In 1958 I was posted, on secondment from the Federal Public Service, to the
Prime Minister of the Federation of Rhodesia and Nyasaland, Sir Roy Welensky.
In my work, I was required to accompany Sir Roy on many of his visits to the cities
and towns of Central Africa. There were new businesses to open, mines to tour,
conferences and agricultural shows to attend, and fetes to patronise. Some of the trips
were connected with party business and, being a civil servant, I was not asked to take
part in that aspect of them. Nevertheless, in the relatively short time I was in the post
I flew to Sir Roy's constituency many times. Broken Hill (now Kabwe) had the feel of a
frontier town in a Hollywood western. The normal amenities of urban life were so
lacking that, at that oppressive time of the year when the thermometer stood well above
40^C and the rains had not yet brought relief, the season was often referred to as the
suicide months. After my appointment, the Principal Private Secretary made sure
I was always the one chosen to go there.
It was bad driving the hundred and sixty-odd kilometres between Broken Hill and the
copper-mining town of Ndola: the route passed through a country possessing few
landmarks - apart from the inevitable aloes and the hills thrown up by the termites - so
that (the story went) after rain, cars spinning off the road in the mud would leave their
occupants uncertain whether they were still facing the way they wanted to go.
One memorable experience during this period was the Prime Minister's tour of the
north, using the Dakota of the Royal Rhodesian Air Force he invariably flew in.
The Principal Private Secretary, Stewart Parker, was ill and so it fell to me to accompany Sir Roy instead. The first stop was Mongu. Barotseland was a separate protectorate
within the Protectorate of Northern Rhodesia and Mongu was its official capital, but
there had to be two seats of government because the Zambezi plain flooded every year,
making it necessary for the inhabitants to fall back, with appropriate ceremony, to the
surrounding hills until the waters receded with the coming of the dry season.

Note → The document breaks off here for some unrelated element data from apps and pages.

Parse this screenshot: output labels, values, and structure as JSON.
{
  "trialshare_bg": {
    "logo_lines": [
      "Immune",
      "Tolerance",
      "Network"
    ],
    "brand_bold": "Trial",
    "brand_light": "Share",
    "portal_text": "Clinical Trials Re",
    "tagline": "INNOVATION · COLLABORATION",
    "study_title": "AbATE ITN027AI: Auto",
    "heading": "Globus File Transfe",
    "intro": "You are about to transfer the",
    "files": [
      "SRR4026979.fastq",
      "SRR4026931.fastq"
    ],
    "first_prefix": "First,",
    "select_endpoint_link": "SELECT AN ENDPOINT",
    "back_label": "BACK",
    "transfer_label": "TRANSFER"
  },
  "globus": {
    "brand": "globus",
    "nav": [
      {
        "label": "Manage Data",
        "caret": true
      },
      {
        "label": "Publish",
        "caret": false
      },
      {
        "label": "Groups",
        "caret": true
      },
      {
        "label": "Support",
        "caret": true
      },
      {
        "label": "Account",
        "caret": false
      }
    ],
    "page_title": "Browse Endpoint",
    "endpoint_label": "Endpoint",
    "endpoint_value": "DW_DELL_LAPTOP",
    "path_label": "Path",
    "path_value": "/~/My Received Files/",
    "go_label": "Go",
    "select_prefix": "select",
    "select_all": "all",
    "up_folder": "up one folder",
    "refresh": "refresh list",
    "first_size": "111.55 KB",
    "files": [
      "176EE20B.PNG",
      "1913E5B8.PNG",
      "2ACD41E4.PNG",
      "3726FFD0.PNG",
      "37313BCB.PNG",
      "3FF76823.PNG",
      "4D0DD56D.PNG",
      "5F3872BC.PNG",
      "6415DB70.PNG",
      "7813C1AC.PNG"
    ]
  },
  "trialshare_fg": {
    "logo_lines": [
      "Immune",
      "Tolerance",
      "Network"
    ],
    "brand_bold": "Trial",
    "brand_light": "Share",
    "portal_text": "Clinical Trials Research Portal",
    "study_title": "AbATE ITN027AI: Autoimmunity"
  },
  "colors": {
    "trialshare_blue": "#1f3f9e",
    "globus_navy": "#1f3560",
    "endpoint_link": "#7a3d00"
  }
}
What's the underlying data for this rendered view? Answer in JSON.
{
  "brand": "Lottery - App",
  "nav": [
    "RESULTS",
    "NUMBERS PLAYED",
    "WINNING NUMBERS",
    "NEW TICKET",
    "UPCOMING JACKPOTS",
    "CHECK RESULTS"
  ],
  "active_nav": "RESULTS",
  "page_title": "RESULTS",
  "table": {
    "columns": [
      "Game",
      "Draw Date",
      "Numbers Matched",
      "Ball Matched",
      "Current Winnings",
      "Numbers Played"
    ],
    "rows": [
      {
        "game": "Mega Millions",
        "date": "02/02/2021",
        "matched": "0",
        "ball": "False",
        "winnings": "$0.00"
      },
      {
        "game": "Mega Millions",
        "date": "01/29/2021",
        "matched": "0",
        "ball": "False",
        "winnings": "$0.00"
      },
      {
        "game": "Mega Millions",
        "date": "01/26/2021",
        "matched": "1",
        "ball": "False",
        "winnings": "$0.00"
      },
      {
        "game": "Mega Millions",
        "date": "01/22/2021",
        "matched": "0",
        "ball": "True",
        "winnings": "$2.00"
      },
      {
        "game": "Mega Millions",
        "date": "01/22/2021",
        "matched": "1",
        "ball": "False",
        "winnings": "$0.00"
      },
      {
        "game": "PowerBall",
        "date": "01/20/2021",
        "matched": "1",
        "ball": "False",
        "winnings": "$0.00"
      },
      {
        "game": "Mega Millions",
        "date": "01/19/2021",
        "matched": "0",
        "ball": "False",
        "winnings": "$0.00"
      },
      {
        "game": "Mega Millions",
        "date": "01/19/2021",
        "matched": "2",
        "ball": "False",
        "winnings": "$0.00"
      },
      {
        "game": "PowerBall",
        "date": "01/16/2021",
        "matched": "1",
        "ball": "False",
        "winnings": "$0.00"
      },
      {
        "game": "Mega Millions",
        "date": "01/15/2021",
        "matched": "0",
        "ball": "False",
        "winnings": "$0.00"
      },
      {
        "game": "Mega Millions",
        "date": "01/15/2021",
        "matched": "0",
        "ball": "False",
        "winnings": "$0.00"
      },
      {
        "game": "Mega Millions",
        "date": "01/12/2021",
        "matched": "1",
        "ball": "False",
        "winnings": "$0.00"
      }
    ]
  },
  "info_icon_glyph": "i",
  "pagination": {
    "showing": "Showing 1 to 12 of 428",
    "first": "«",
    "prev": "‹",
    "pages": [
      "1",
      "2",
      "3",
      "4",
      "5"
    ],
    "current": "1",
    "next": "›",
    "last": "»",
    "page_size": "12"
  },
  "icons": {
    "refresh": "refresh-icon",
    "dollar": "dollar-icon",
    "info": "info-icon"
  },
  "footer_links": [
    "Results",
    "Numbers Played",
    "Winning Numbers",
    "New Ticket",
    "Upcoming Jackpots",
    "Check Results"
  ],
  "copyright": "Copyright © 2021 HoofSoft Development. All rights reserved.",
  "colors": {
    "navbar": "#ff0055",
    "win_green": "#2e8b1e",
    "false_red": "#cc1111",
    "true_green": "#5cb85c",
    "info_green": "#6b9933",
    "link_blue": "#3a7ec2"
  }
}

It was Lewanika, a paramount chief of Barotseland in the late nineteenth century, who
granted the concession to Cecil Rhodes whereby the British South Africa Company
enjoyed all the mineral rights in Northern Rhodesia.
Here we attended a session of the Saa-Sikalo Kuta, the council of the paramount
chief. Before speaking, each induna (councillor) would kneel in a form of kowtow and
clap his hands; when addressing the chief direct he would approach, always on his knees,
to within a respectful distance.
A pleasant surprise was to find Hugh Synge, a fellow student at Bristol University,
who had applied to the Colonial Service at about the same time as I joined the
Central African Federal service.
After stops in Lusaka, Kitwe, Fort Rosebery (now Mansa), Abercorn (now Mbala)
and Mpika, we made our last overnight stop at Shiwa Ngandu, the home of
Sir Stewart Gore-Brown. Sir Roy worked with him in friendly rivalry before World War II
when Sir Stewart represented indigenous African interests on the Legislative Council in
Lusaka and Sir Roy was serving as a member elected by White voters. At the end of a
lengthy drive from Mpika - for the local airstrip had been reconnoitred in advance and
found inadequate to take a Dakota although this aircraft would cope with most airfields -
and at a height of one thousand five hundred metres, Shiwa House rose out of the
surrounding bush like a Disney castle. Erected on ten thousand hectares in the east of
Northern Rhodesia, it took ten years to build. It was actually still incomplete, though it
boasted a keep, a chapel and battlements, not to mention bams with Gothic windows.
We were shown round a hospital in the grounds for TB and leprosy patients. I slept in a
mediaeval turret, a surreal experience in the middle of Africa.
At an open-air concert performed by a choir drawn from the people living on
Sir Stewart's land, I heard for the first time the hymn God Bless Africa which later
became a familiar anthem on the continent. The entertainment also included a trip round
a nearby stretch of water in a Lake Tanganyika fishing boat fitted with an 8 hp outboard
motor. The boat leaked so badly that by the time we returned to dry land we had sunk up
to the gunwales and there was nowhere dry to put our feet down.
On his walls Sir Stewart had a collection of macabre prints including two,
appropriately captioned, of whites being hanged in Tasmania for murdering aborigines
and aborigines being similarly executed for killing whites, which he gleefully brought to
the attention of Sir Roy. I cannot say whether this unbiased approach to justice was a
novel concept for Australians in the nineteenth century but the point our host was making
seemed obscure: the courts of Central Africa were renowned for their even-handedness
and in any case they were not a Federal responsibility. However, he appeared to take a
malicious delight in having the pictures on display.
The two knights were having a friendly joust.